**Work order**
Line by line, retype the data exactly as it is given.

[Records contained in a dataset]
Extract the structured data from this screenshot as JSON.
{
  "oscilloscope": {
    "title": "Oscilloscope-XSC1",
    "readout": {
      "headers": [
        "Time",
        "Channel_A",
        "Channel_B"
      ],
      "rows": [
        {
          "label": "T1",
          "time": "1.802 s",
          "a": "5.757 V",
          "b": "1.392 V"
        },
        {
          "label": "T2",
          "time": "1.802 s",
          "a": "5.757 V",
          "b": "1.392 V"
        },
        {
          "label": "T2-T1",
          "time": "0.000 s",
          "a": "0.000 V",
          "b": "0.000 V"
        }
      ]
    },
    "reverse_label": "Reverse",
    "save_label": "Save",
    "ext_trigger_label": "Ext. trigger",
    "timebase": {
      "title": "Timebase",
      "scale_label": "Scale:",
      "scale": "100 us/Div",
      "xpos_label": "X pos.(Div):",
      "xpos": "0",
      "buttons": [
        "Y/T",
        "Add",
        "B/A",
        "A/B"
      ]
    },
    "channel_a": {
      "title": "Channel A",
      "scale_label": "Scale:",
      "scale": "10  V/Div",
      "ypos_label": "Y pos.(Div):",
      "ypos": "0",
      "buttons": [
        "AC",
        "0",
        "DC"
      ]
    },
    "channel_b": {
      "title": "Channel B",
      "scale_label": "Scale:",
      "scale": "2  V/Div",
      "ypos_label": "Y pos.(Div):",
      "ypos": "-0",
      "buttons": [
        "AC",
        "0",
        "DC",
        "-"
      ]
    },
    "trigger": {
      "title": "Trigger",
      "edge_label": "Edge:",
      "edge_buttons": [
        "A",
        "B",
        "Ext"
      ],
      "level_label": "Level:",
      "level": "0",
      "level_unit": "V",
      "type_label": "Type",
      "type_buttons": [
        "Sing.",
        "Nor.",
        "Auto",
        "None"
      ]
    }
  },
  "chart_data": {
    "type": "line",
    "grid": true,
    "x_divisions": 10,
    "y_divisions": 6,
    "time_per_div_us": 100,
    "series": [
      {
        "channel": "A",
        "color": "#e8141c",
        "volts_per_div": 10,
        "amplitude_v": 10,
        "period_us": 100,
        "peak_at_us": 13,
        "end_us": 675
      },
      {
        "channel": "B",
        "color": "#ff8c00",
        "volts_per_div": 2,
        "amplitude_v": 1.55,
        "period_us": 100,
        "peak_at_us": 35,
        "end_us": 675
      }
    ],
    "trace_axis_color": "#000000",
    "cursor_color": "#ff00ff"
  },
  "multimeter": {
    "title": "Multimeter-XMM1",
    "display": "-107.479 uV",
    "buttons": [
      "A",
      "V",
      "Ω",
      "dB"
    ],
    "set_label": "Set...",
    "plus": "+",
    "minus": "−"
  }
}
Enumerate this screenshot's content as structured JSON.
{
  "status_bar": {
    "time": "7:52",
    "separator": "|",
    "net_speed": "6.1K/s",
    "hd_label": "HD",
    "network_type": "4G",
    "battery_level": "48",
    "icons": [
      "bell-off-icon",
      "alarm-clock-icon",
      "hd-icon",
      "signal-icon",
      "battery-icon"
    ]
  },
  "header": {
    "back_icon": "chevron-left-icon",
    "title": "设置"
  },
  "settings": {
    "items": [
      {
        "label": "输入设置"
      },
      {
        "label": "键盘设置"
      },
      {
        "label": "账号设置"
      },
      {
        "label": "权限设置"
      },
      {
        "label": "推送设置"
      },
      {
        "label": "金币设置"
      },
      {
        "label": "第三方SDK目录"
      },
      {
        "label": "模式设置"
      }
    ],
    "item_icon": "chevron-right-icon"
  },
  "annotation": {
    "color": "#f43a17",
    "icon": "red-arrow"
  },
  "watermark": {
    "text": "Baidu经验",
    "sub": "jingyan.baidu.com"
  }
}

**Your solution**
Extract the structured data from this screenshot as JSON.
{
  "oscilloscope": {
    "title": "Oscilloscope-XSC1",
    "readout": {
      "headers": [
        "Time",
        "Channel_A",
        "Channel_B"
      ],
      "rows": [
        {
          "label": "T1",
          "time": "1.802 s",
          "a": "5.757 V",
          "b": "1.392 V"
        },
        {
          "label": "T2",
          "time": "1.802 s",
          "a": "5.757 V",
          "b": "1.392 V"
        },
        {
          "label": "T2-T1",
          "time": "0.000 s",
          "a": "0.000 V",
          "b": "0.000 V"
        }
      ]
    },
    "reverse_label": "Reverse",
    "save_label": "Save",
    "ext_trigger_label": "Ext. trigger",
    "timebase": {
      "title": "Timebase",
      "scale_label": "Scale:",
      "scale": "100 us/Div",
      "xpos_label": "X pos.(Div):",
      "xpos": "0",
      "buttons": [
        "Y/T",
        "Add",
        "B/A",
        "A/B"
      ]
    },
    "channel_a": {
      "title": "Channel A",
      "scale_label": "Scale:",
      "scale": "10  V/Div",
      "ypos_label": "Y pos.(Div):",
      "ypos": "0",
      "buttons": [
        "AC",
        "0",
        "DC"
      ]
    },
    "channel_b": {
      "title": "Channel B",
      "scale_label": "Scale:",
      "scale": "2  V/Div",
      "ypos_label": "Y pos.(Div):",
      "ypos": "-0",
      "buttons": [
        "AC",
        "0",
        "DC",
        "-"
      ]
    },
    "trigger": {
      "title": "Trigger",
      "edge_label": "Edge:",
      "edge_buttons": [
        "A",
        "B",
        "Ext"
      ],
      "level_label": "Level:",
      "level": "0",
      "level_unit": "V",
      "type_label": "Type",
      "type_buttons": [
        "Sing.",
        "Nor.",
        "Auto",
        "None"
      ]
    }
  },
  "chart_data": {
    "type": "line",
    "grid": true,
    "x_divisions": 10,
    "y_divisions": 6,
    "time_per_div_us": 100,
    "series": [
      {
        "channel": "A",
        "color": "#e8141c",
        "volts_per_div": 10,
        "amplitude_v": 10,
        "period_us": 100,
        "peak_at_us": 13,
        "end_us": 675
      },
      {
        "channel": "B",
        "color": "#ff8c00",
        "volts_per_div": 2,
        "amplitude_v": 1.55,
        "period_us": 100,
        "peak_at_us": 35,
        "end_us": 675
      }
    ],
    "trace_axis_color": "#000000",
    "cursor_color": "#ff00ff"
  },
  "multimeter": {
    "title": "Multimeter-XMM1",
    "display": "-107.479 uV",
    "buttons": [
      "A",
      "V",
      "Ω",
      "dB"
    ],
    "set_label": "Set...",
    "plus": "+",
    "minus": "−"
  }
}
Enumerate this screenshot's content as structured JSON.
{
  "status_bar": {
    "time": "7:52",
    "separator": "|",
    "net_speed": "6.1K/s",
    "hd_label": "HD",
    "network_type": "4G",
    "battery_level": "48",
    "icons": [
      "bell-off-icon",
      "alarm-clock-icon",
      "hd-icon",
      "signal-icon",
      "battery-icon"
    ]
  },
  "header": {
    "back_icon": "chevron-left-icon",
    "title": "设置"
  },
  "settings": {
    "items": [
      {
        "label": "输入设置"
      },
      {
        "label": "键盘设置"
      },
      {
        "label": "账号设置"
      },
      {
        "label": "权限设置"
      },
      {
        "label": "推送设置"
      },
      {
        "label": "金币设置"
      },
      {
        "label": "第三方SDK目录"
      },
      {
        "label": "模式设置"
      }
    ],
    "item_icon": "chevron-right-icon"
  },
  "annotation": {
    "color": "#f43a17",
    "icon": "red-arrow"
  },
  "watermark": {
    "text": "Baidu经验",
    "sub": "jingyan.baidu.com"
  }
}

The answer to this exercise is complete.